Cornell freshman netminder David McKee has posted four shutouts this season and his 1.90 goals against average is sixth in the nation. As a team, the Big Red are fourth in the country in defense, allowing just 1.95 goals per game.
Dartmouth’s win over Cornell was its first against a ranked opponent this season (1-3-2). Against the Ivies, the Big Green are 4-0-1.
RPI coach Dan Fridgen is two wins shy of tying Ned Harkness for second place on the school’s all-time win list with 176. Mike Addesa holds the mark with 186 victories.
SLU rookie center Kyle Rank has a four-game scoring streak during which he’s posted three goals and four assists. He’s more than doubled his production in just a few of weeks.
Jordan Webb’s hat trick last weekend was the first of his career and the first for Union since Kris Goodjohn connected on the trifecta on March 1, 2002 against Colgate.
What’s On Tap
Clarkson (10-9-5, 5-5-2) and St. Lawrence (8-14-4, 4-7-1) host Princeton (5-14-1, 5-7-1) and Yale (9-10-0, 7-5-0) for a critical weekend series. Five points separate the sixth-placed Elis and the ninth-placed Saints, with only one point separating the Knights and Tigers.

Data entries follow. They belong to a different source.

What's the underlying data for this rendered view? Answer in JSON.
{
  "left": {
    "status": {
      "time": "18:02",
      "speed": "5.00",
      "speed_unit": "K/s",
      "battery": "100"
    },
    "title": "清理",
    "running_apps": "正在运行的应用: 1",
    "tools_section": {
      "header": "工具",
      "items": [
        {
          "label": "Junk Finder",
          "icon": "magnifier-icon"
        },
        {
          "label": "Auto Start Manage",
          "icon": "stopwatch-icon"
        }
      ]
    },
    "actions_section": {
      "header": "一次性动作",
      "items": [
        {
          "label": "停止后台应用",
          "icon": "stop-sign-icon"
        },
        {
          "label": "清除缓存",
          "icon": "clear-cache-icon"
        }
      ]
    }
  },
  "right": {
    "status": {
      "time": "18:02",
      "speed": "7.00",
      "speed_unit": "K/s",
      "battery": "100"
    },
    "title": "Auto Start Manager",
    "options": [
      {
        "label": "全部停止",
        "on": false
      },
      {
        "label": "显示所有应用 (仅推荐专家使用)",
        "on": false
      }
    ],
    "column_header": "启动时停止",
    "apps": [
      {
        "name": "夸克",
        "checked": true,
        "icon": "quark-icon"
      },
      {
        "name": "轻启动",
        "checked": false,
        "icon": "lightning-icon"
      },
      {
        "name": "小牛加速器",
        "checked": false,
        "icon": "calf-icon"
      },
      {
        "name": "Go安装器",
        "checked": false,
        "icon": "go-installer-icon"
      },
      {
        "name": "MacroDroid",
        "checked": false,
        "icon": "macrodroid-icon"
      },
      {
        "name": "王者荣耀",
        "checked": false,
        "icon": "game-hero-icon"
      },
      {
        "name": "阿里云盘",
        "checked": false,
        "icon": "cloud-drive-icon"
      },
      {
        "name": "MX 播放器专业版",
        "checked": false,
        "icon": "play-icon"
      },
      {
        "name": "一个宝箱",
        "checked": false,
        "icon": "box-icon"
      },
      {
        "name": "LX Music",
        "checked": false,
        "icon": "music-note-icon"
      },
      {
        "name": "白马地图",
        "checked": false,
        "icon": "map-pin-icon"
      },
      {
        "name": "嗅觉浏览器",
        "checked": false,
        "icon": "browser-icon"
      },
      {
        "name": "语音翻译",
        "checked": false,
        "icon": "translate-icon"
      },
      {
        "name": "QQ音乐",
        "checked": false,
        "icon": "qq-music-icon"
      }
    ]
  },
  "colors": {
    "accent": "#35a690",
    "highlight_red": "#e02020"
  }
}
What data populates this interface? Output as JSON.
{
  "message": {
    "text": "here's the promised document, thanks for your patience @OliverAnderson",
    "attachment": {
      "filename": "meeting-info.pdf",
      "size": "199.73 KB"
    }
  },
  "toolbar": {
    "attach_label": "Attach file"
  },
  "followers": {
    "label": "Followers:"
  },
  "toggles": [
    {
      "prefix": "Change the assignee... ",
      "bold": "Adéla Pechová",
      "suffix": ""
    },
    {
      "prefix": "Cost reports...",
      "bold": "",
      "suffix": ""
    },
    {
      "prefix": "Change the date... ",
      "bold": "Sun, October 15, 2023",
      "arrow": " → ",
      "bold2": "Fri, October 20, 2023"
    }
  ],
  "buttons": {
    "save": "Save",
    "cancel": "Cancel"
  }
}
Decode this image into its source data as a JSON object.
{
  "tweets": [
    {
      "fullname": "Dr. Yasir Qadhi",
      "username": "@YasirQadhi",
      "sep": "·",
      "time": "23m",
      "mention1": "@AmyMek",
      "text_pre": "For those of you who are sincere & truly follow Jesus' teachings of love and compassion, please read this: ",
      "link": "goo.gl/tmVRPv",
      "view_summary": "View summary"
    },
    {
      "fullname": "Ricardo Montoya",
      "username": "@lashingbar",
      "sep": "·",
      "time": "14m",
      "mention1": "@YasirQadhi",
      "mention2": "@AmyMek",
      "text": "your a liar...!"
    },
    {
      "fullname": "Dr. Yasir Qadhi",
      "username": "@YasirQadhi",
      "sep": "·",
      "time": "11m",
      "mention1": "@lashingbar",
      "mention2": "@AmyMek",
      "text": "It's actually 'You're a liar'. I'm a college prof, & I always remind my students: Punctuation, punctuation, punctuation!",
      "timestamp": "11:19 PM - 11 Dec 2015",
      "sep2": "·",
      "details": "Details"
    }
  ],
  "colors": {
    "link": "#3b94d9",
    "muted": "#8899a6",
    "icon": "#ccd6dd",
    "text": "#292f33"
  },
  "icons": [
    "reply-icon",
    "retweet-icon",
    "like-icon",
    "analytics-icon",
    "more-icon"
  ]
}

Clarkson owns a current 13-game unbeaten streak (11-0-2) over Princeton and leads the all-time series 61-20-5. SLU leads its all-time series against Yale by a 46-22-7 margin, but will be looking to avoid getting swept in the season series for the first time since 1997-98. The Saints are unbeaten in their last three against the Tigers and hold a 46-13-6 advantage in the series. The Knights will look to avoid a Yale sweep themselves and snap their three-game losing streak to the Elis. Clarkson leads the all-time series 60-26-4.
Union (8-12-4, 2-8-2) and Rensselaer (13-9-2, 7-4-1) travel to New England to battle Vermont (3-17-3, 1-11-0) and Dartmouth (8-5-6, 6-2-4). The Catamounts lead the all-time series against the Dutchmen 14-10-2, including 11-3-0 at home. Separated by only one point in the standings, the Engineers-Big Green contest promises to be one of the weekend’s best. RPI leads the all-time series 33-18-4 over Dartmouth, but is 1-5-2 in its last eight against the Big Green and 0-5-1 in its last six in Hanover. Union trails its series against Dartmouth 11-16-2, but, like RPI, tied the Big Green 1-1 earlier this season. The Engineers lead UVM in the all-time series 31-27-7, including an existing 5-1-1 streak.
Colgate (13-8-3, 8-4-0) and No. 14 Cornell (8-5-6, 6-3-3) battle it out in a home-and-home series this weekend, beginning with the contest in Lynah Rink. The Big Red lead the all-time series 61- 51-8 with a 31-18-4 mark at home. The Raiders are 23-23-3 against Cornell in Hamilton. The two teams split the series last season.
Harvard (8-9-2, 6-7-1) travels to No. 13 Brown (11-5-4, 9-3-1) on Saturday for the 140th meeting between the clubs in what is the oldest rivalry in college hockey. The Crimson lead the all-time series, which began with a 6-0 Bears win in 1898, by a 96-35-8 margin. First-place Brown defeated Harvard 2-0 in this season’s opener. That shutout was just the third all-time by the Bears against the Crimson, but the second in the last two seasons.
Harvard moves on to play No. 2 Boston College (18-3-3, 11-1-2 Hockey East) in the opening round of the Beanpot on Monday. The Eagles will enter the tourney playing the best hockey of any of the four participants, but such streaks never seem to matter much in the Beanpot. The Crimson lost to BC earlier this season at the Heights and will be looking to make it into the finals for the first time in Mark Mazzoleni’s tenure behind the bench, and since 1998. BC owns 12 Beanpot titles and Harvard has 10. The victory advances a week later to play the winner of the Boston University-Northeastern matchup.